The International Terrestrial Reference Frame (ITRF)
The IERS also maintains the International Terrestrial Reference Frame, the ITRF. The ITRF is based on three axes, X, Y and Z with the origin placed at the Earth's centre of mass. The Z axis points up following the axis of the Earth's rotation (through the North Pole). The X axis passes through the point at the intersection of the International Reference Meridian (lying about 100m to the west of the original Greenwich Mean Meridian) and the Equator. The Y axis is orthogonal to both of them. The ITRF rotates with and as the Earth rotates across a day.
The relationship between the ICRF and ITRF is defined by Earth Observation Parameters (EOP).
The Earth is not a perfect sphere. It's radius is bigger at the equator than it is at the poles. It also has lumpy gravity. If you ran an altimeter over Earth and plotted out all the points of equal gravity, the picture would look a bit like a potato. That said, a position in X, Y and Z coordinates can be converted to geographical coordinates (Longitude, Latitude and Height) using a geocentric datum.
Given that Australia does move approximately 7 centimetres a year north north-east, it is important that Australia keeps track of where it is in the context of the ITRF. To this end Geoscience Australia maintains the geocentric datum GDA2020 and a suite of tools, models and resources as part of the Australian Geospatial Reference System.
Latitude, Longitude, Height

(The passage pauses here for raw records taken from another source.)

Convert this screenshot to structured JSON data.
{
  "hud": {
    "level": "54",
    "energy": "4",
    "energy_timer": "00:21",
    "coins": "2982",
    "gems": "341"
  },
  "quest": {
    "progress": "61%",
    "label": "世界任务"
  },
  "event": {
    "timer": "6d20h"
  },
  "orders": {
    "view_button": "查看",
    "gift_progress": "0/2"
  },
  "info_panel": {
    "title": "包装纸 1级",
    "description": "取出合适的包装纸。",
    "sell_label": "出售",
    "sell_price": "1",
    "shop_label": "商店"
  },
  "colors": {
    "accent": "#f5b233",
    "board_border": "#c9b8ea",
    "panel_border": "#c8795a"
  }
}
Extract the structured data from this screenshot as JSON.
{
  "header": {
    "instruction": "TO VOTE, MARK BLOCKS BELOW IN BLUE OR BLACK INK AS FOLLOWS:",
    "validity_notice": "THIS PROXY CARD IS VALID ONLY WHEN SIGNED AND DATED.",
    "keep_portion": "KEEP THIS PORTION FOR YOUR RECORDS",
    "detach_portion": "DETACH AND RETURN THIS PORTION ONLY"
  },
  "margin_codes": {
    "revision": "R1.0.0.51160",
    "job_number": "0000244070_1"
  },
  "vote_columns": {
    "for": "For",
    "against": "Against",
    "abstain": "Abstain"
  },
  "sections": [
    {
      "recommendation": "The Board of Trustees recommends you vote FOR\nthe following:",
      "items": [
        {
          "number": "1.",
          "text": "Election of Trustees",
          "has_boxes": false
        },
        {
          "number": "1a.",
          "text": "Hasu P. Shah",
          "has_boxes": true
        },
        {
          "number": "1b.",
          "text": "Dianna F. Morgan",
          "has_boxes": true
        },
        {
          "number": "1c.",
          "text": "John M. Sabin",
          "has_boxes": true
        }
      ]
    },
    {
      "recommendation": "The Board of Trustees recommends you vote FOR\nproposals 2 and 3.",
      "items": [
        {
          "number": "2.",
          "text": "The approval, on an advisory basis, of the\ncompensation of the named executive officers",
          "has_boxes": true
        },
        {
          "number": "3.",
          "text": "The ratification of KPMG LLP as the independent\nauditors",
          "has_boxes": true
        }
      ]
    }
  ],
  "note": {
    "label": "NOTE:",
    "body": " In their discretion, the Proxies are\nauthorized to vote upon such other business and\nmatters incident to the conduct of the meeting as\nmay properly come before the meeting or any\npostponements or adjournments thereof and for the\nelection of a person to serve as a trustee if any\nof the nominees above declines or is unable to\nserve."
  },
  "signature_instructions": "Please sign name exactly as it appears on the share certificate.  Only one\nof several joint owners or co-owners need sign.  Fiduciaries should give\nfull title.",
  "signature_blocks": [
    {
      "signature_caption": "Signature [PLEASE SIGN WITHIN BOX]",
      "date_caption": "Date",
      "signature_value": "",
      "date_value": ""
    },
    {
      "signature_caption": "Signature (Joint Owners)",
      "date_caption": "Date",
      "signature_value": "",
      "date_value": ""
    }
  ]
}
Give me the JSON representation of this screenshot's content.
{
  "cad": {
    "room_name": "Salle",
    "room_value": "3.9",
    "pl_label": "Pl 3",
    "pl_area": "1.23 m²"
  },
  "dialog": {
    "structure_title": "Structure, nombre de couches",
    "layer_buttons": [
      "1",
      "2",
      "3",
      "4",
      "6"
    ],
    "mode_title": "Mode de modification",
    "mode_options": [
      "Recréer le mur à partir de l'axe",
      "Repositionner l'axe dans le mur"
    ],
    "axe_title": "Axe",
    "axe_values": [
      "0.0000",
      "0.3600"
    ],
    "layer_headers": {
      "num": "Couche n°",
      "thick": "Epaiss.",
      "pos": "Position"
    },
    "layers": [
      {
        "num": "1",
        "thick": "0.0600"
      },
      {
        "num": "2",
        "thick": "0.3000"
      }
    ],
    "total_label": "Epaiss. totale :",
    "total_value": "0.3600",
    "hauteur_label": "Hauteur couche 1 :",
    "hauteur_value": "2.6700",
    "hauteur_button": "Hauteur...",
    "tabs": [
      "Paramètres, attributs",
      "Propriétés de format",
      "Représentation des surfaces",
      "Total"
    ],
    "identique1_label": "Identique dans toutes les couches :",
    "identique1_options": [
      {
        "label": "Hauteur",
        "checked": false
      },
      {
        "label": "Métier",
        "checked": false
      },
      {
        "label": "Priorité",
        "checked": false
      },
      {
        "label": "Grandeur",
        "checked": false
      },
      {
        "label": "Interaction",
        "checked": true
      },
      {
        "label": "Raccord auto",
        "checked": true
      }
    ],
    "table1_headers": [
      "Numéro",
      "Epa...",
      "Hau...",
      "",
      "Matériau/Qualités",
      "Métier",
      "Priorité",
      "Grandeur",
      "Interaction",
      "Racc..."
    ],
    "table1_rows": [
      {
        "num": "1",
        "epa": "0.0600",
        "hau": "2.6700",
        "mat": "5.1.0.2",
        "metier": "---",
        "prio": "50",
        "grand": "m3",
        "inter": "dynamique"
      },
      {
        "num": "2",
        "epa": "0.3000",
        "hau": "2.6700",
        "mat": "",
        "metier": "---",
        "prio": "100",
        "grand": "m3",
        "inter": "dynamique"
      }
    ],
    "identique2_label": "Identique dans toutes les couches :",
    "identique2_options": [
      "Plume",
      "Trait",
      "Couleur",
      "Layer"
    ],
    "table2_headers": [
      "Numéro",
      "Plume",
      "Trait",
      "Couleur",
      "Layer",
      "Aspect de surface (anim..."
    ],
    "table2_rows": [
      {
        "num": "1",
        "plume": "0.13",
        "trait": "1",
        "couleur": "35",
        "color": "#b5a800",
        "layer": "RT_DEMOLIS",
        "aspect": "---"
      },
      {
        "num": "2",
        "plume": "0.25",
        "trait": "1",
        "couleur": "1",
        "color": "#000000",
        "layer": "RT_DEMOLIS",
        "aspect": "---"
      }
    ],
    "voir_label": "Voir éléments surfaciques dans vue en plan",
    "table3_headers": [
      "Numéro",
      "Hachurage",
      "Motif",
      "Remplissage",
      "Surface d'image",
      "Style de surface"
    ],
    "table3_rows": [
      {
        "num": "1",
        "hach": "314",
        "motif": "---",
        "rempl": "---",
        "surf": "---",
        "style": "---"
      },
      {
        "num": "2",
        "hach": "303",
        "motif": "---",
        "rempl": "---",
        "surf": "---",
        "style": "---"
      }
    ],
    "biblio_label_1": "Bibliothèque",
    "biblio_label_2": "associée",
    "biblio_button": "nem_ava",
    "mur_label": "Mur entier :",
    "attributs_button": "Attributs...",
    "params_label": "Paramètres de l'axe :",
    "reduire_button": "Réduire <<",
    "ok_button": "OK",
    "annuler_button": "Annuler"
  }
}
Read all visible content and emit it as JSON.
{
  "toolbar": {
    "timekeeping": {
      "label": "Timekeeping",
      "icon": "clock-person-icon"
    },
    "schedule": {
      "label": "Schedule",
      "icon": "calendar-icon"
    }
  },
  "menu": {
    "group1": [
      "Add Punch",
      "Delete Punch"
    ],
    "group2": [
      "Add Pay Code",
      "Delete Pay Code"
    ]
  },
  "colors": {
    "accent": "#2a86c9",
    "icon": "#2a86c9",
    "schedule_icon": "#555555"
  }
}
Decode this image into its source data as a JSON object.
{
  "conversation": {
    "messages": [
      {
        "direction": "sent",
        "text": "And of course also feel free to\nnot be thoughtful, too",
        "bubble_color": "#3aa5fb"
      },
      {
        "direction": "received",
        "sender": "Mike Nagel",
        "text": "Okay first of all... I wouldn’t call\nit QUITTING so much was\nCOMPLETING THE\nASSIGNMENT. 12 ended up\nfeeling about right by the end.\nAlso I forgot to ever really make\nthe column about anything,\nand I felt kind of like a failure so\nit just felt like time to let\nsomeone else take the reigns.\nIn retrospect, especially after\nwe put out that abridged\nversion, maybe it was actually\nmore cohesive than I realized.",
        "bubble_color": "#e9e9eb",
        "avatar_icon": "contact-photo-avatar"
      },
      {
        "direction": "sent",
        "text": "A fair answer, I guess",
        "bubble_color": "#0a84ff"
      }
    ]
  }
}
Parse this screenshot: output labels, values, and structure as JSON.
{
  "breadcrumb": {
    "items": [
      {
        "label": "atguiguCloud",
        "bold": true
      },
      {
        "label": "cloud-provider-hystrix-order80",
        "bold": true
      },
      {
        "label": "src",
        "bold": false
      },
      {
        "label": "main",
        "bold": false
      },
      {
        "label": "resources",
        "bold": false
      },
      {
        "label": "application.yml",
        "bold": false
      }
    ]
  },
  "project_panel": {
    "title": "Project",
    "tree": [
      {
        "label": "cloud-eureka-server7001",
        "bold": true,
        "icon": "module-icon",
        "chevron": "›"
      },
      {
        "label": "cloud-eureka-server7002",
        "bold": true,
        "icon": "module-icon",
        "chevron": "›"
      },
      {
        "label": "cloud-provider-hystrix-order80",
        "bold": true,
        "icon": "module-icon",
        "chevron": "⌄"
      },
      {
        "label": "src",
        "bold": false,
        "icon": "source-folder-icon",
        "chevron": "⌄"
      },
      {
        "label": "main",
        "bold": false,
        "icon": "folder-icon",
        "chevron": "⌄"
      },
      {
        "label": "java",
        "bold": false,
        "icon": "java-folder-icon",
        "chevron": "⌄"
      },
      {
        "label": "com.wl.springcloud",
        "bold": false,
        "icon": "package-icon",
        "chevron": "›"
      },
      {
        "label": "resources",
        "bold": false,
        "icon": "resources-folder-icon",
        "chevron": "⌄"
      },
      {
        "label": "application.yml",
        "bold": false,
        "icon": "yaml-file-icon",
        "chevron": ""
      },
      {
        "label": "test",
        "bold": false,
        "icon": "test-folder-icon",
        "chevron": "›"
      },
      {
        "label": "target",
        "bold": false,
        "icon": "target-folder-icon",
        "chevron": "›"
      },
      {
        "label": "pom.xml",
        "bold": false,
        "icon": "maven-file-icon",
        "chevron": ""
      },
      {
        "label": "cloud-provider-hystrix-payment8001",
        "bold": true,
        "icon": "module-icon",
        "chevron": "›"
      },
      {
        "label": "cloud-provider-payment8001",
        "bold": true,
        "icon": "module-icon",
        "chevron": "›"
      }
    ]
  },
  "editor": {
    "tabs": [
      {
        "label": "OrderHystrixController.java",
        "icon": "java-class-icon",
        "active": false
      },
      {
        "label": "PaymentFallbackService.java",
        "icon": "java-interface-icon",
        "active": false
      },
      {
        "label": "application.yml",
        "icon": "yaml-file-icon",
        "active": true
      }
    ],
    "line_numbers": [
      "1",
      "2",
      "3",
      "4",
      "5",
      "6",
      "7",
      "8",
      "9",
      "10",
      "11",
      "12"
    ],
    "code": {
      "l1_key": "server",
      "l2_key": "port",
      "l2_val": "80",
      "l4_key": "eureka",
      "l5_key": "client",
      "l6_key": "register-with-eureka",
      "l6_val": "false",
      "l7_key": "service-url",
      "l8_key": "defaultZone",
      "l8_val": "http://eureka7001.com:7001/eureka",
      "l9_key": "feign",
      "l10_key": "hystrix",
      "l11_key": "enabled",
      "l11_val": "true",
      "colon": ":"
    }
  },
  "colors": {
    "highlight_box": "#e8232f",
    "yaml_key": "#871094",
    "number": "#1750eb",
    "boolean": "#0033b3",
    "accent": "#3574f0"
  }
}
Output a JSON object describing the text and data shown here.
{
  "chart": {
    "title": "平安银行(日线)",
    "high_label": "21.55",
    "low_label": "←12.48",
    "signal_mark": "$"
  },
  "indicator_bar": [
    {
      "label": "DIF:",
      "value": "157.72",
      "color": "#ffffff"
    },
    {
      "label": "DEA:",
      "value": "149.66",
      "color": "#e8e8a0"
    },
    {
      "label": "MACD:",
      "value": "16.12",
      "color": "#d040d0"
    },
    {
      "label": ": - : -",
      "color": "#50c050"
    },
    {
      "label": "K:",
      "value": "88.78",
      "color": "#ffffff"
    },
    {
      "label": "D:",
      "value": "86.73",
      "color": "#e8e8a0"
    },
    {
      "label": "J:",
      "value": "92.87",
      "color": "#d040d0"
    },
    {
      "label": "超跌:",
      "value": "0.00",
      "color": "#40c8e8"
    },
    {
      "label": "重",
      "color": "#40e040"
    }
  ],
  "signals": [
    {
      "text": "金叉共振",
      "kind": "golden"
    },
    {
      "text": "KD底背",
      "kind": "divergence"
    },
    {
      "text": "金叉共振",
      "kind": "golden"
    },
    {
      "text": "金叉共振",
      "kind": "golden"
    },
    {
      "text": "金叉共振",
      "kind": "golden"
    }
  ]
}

We usually talk about our position on the Earth as being defined by latitude, longitude and height (in the context of a geodetic datum like GDA2020). Finding where we are on Earth in terms of latitude, longitude and height has been made much simpler and more accurate thanks to Global Navigation Satellite Systems (GNSS).